Having mentioned the interior appearance of the autumn foliage in Europe, as Compared with that in certain American latitudes, it should be further noted that this difference applies to trees, and that it is not wholly true of the minor flora. In the Alps of Central Europe the shrubs and herbaceous growths above the timber line display ripened colors that, in variety and brilliancy, are unsurpassed in any country.
The direct influence of sunlight on the development of leaf color is apparent to the most casual observer. The outer leaves on a tree are the first to turn, while a leaf that is thickly shaded by others is apt to remain green until it withers and dies. Where a twig or branch presses constantly on the surface of a leal the part thus covered remains green alter the rest has turned yellow or red. If you cut your initials from tin foil or thick paper and paste them on a large leaf the letters will in time be sharply defined in green on a background of yellow or red.
* Autumnal I eaves: By Francis George Heath. London: Sampson, Low & Co. 1SS1.
Why leaves should change color is as hard to explain or understand as why the hair turns gray. The scientists who have written on the subject admit that there is much to learn about the process and its cause. The leaf cells contain rounded granules of green matter known as chlorophyll, a substance - -or mixture of substances to which the pure green color of ordinary healthy leaves is due. The appearance of any other color, such as red, yellow or purple, would indicate the presence of some substance accompanying the chlorophyll and disguising its color, or even replacing it entirely.*

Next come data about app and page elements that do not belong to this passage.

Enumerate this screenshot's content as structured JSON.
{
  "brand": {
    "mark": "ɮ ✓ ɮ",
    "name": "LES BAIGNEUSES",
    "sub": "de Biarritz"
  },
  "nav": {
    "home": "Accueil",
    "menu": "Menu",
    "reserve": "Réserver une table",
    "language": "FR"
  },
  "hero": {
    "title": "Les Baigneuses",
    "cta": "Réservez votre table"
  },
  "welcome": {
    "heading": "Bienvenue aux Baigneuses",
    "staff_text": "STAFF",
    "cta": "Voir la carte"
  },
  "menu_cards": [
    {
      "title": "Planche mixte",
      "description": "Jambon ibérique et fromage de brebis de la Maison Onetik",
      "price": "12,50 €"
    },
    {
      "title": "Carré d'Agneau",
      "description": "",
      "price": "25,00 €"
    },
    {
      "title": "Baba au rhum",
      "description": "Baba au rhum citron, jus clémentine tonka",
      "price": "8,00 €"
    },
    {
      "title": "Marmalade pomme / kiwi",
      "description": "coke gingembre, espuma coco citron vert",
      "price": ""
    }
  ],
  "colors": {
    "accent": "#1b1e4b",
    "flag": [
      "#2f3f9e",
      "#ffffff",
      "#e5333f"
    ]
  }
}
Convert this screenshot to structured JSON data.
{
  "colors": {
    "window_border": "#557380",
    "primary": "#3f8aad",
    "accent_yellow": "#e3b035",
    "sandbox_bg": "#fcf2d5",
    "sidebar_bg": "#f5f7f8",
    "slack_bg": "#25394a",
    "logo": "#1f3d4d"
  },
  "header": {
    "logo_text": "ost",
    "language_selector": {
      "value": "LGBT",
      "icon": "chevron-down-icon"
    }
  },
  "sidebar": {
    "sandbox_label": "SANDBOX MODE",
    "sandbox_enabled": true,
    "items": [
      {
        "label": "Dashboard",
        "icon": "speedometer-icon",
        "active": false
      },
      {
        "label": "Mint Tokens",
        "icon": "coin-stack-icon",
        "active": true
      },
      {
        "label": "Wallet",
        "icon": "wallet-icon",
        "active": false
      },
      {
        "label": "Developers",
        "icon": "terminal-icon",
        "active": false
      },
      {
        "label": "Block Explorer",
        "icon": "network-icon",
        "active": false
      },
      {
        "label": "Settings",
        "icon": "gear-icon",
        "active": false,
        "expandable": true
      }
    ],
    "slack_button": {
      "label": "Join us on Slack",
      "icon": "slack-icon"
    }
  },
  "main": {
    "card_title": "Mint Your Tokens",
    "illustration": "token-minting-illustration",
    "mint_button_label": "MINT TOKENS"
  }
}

The hat cells contain, also, xanthophyll, a peculiar yellow coloring matter, which remains alter the decomposition or absorption of chlorophyll; and erythrophyll, which supplies the red or crimson shades found in matured leaves.
Most of the scientific explanations of the change of color are so technical that they are of little use to the general reader, The following extract from an article in the Botanical Gazette for April, 1887, entitled, "The Autumnal Changes in Maple Leaves," by W. K. Martin and S. B. Thomas, is instinctive and interesting:
"Chlorophyll, manufactured constantly under the influence of light, is constantly undergoing decomposition by the metabolism of the cell. Under ordinary conditions, the manufacture of chlorophyll is sufficient to cover up its decomposition, and the leaf retains its green color. Under certain changed conditions, however, such as intense light or diminished vitality, the decomposition of chlorophyll exceeds its manufacture, and xanthophyll (probably one of the products of decomposition) appears. In other words, xanthophyll is being formed all the time, but only becomes apparent when the manufacture of chlorophyll is checked. The condition of intense sunlight gives us the occasional summer yellowness, while to lowered vitality must be attributed the failure ol chlorophyll manufacture in the autumn. This lower vitality is brought about by diminution ol light, lowering of temperature, and probably causes in the plant itself. Xanthophyll then stains the chlorophyll masses yellow, which were before stained green by chlorophyll, The red coloration is brought about in a very different way, as erythrophyll is manufactured in the leaf, and stains the cell sap, leaving the chlorophyll masses untouched. This red coloring matter cannot be discovered in any of the crude materials brought into the plant, or in any other part of the leaves, except sometimes in the phloeum regions of the petioles. When the leaf falls and the cell sap evaporates, ami the chlorophyll bodies die, the erythrophyll lays hold of the cell wall and solid contents and stains them. In this way dried leaves retain their red color. As erythrophyll is soluble in water, however, contact with moisture will soon cause the most of it to disappear."
* Webb's I dictionary of Chemistry.